Would you please repeat the data exactly as given?

GIVEN ENTRIES:
BEGIN

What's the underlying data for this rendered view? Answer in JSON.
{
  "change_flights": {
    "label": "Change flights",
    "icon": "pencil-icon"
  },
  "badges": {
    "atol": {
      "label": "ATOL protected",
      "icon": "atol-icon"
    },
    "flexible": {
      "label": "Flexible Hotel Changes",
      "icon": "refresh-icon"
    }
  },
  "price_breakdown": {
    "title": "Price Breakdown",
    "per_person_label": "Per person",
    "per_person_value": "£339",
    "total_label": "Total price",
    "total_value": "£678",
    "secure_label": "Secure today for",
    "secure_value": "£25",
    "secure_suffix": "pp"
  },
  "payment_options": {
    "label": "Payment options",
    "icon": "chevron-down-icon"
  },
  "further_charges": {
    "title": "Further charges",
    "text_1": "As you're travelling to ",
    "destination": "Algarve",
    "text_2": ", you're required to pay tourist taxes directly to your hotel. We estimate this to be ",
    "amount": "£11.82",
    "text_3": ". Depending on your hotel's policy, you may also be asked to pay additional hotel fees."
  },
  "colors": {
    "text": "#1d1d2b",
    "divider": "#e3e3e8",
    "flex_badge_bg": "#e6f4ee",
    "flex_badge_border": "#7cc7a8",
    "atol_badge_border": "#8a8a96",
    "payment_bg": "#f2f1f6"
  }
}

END

YOUR RESPONSE:
What's the underlying data for this rendered view? Answer in JSON.
{
  "change_flights": {
    "label": "Change flights",
    "icon": "pencil-icon"
  },
  "badges": {
    "atol": {
      "label": "ATOL protected",
      "icon": "atol-icon"
    },
    "flexible": {
      "label": "Flexible Hotel Changes",
      "icon": "refresh-icon"
    }
  },
  "price_breakdown": {
    "title": "Price Breakdown",
    "per_person_label": "Per person",
    "per_person_value": "£339",
    "total_label": "Total price",
    "total_value": "£678",
    "secure_label": "Secure today for",
    "secure_value": "£25",
    "secure_suffix": "pp"
  },
  "payment_options": {
    "label": "Payment options",
    "icon": "chevron-down-icon"
  },
  "further_charges": {
    "title": "Further charges",
    "text_1": "As you're travelling to ",
    "destination": "Algarve",
    "text_2": ", you're required to pay tourist taxes directly to your hotel. We estimate this to be ",
    "amount": "£11.82",
    "text_3": ". Depending on your hotel's policy, you may also be asked to pay additional hotel fees."
  },
  "colors": {
    "text": "#1d1d2b",
    "divider": "#e3e3e8",
    "flex_badge_bg": "#e6f4ee",
    "flex_badge_border": "#7cc7a8",
    "atol_badge_border": "#8a8a96",
    "payment_bg": "#f2f1f6"
  }
}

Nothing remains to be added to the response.